## ACTIVITY
Below are some records; find each line that carries the word "true" and copy it.

[Items from a data source]
········

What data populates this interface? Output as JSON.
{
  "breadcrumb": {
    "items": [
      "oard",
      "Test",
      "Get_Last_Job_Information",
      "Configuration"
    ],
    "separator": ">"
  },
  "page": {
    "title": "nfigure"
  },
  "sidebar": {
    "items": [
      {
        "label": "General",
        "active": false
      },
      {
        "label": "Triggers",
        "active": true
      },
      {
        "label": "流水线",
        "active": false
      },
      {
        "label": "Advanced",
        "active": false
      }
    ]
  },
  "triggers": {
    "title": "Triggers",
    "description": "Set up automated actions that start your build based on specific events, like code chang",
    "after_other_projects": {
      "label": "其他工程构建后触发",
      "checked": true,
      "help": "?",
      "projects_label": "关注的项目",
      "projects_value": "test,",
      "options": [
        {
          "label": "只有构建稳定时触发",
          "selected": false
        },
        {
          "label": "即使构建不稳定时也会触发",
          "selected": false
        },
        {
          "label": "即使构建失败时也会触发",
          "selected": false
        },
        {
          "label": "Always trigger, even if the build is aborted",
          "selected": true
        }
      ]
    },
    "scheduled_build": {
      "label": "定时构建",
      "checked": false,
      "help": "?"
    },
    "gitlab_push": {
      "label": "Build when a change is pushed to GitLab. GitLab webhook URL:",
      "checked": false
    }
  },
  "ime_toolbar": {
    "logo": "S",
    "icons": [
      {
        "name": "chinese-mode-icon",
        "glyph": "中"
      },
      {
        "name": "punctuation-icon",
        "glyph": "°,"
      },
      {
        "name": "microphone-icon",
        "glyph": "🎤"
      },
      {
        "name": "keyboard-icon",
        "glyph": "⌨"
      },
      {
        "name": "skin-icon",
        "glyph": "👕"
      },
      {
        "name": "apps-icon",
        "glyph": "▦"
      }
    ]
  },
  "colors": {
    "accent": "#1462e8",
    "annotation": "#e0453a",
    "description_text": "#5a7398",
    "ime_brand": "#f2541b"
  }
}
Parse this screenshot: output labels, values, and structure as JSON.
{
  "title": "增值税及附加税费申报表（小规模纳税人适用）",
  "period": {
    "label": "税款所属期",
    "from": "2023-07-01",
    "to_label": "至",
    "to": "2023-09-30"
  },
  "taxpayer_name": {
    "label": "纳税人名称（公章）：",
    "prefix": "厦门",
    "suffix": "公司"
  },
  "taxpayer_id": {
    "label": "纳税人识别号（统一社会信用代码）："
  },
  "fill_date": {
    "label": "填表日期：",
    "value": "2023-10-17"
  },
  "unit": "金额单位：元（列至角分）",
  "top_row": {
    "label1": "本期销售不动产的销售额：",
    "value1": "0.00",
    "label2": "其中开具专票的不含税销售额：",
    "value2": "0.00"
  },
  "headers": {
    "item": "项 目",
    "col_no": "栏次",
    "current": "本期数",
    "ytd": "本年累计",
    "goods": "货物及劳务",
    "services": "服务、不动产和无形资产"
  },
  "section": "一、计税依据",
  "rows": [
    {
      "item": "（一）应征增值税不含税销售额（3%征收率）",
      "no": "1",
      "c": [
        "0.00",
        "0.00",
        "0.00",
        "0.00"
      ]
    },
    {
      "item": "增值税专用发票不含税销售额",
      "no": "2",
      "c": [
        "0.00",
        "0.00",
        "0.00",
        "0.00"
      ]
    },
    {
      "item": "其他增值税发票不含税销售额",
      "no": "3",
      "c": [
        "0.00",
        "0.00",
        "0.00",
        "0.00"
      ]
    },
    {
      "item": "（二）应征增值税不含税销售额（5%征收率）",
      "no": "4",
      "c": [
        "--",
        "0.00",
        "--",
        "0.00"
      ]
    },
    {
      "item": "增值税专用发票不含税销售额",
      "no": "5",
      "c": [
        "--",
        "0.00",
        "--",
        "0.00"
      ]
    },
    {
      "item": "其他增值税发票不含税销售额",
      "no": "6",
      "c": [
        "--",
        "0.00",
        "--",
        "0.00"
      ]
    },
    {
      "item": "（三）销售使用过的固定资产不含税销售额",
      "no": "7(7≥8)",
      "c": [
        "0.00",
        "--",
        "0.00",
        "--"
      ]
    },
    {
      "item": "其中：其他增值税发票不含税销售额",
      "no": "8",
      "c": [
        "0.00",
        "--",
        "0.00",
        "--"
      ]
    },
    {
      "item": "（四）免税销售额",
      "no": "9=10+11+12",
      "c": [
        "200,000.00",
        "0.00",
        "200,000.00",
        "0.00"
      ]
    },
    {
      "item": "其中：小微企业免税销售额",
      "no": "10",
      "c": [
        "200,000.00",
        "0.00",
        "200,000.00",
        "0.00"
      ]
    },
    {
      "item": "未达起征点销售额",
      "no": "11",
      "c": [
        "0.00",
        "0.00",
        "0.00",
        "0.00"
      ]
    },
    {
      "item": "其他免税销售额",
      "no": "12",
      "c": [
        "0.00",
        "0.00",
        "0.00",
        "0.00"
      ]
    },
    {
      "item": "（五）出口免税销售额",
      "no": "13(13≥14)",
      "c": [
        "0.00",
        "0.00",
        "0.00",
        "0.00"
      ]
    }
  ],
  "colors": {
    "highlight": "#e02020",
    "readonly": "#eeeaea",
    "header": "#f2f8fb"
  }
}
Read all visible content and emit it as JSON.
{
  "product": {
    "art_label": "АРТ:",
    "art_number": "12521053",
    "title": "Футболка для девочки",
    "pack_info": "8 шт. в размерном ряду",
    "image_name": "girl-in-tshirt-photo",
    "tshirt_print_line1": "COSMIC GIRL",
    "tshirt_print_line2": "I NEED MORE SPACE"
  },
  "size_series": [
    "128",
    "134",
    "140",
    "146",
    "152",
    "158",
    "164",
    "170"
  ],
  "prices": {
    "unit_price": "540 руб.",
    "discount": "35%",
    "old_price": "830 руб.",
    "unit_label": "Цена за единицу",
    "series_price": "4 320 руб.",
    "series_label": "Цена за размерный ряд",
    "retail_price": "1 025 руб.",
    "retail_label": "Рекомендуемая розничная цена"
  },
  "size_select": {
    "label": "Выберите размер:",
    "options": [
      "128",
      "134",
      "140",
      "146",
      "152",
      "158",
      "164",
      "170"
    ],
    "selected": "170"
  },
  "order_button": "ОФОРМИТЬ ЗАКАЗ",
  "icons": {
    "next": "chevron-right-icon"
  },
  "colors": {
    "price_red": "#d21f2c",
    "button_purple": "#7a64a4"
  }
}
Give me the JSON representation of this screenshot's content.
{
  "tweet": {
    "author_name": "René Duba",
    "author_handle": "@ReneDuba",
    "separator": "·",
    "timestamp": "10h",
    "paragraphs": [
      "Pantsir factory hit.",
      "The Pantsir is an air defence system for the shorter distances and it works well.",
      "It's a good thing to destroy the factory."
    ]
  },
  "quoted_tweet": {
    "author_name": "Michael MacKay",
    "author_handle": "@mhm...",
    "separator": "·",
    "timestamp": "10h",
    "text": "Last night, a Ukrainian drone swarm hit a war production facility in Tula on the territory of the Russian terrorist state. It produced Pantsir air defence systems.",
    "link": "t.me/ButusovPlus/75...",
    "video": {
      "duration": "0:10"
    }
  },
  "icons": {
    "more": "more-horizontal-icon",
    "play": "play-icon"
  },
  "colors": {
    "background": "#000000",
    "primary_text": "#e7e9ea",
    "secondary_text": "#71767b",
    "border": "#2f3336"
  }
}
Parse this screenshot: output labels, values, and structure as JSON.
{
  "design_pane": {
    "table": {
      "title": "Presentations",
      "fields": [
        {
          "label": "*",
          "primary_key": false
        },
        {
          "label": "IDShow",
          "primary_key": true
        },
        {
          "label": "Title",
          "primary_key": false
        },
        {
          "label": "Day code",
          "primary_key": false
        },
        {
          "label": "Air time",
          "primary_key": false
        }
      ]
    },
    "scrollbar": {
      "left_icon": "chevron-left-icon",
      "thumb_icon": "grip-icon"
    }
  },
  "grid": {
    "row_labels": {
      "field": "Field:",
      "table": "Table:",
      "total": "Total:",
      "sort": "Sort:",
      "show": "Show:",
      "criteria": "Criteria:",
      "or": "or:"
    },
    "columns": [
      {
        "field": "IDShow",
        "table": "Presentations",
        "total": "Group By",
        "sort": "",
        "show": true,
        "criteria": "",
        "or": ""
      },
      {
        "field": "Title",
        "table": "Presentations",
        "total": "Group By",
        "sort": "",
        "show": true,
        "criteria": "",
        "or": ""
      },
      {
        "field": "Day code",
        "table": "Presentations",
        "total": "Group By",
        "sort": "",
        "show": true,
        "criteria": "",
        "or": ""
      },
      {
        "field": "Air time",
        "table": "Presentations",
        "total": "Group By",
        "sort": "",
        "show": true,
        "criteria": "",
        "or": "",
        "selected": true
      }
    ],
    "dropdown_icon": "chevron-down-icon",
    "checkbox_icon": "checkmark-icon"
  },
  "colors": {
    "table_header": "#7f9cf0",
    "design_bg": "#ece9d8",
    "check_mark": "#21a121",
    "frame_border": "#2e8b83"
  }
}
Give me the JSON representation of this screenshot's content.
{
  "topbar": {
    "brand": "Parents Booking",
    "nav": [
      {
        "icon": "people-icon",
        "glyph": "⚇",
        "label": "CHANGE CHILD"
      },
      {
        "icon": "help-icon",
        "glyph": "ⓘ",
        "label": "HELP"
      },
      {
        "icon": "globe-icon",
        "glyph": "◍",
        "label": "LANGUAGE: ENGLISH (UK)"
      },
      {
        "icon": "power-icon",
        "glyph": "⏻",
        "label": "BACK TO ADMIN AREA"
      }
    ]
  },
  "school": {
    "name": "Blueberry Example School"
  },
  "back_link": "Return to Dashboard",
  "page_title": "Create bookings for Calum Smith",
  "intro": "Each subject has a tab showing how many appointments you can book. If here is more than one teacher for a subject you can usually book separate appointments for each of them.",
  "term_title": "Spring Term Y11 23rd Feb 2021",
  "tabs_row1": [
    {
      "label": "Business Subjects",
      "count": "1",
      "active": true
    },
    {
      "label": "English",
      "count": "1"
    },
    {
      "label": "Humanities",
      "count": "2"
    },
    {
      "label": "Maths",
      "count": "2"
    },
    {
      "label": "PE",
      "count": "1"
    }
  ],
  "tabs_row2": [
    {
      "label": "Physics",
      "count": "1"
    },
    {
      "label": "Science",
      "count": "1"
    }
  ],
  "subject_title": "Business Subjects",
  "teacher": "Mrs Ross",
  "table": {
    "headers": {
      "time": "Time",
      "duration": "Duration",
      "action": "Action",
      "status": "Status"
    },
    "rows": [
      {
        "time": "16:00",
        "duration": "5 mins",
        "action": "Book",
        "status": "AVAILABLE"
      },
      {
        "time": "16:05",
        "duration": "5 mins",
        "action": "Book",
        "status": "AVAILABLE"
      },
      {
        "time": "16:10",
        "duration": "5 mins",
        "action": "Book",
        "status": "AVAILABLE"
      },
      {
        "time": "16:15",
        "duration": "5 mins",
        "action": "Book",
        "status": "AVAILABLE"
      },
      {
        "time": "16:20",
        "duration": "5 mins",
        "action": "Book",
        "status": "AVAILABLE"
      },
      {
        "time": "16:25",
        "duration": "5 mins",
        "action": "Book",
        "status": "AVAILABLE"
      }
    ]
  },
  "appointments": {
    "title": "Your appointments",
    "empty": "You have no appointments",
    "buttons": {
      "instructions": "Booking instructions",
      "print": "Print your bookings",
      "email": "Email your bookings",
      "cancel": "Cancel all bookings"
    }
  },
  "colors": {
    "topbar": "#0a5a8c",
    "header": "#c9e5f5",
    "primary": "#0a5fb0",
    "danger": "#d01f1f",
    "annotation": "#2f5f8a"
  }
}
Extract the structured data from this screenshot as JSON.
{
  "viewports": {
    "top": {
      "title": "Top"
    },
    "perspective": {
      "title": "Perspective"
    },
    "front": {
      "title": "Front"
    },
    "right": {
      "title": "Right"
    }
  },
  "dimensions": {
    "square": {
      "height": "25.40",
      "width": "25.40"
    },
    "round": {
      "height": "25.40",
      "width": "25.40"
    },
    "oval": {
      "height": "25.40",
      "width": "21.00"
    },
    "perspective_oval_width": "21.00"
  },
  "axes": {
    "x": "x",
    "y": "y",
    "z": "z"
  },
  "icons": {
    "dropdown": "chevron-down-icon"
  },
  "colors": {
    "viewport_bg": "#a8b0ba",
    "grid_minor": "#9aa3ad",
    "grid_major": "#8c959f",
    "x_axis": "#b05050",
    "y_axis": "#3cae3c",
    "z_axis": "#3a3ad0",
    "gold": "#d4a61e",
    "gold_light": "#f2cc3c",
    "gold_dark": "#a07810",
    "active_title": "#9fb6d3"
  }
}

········

## PROBLEM SOLUTION
        "active": true
      "checked": true,
          "selected": true
          "primary_key": true
        "show": true,
        "show": true,
        "show": true,
        "show": true,
        "selected": true
      "active": true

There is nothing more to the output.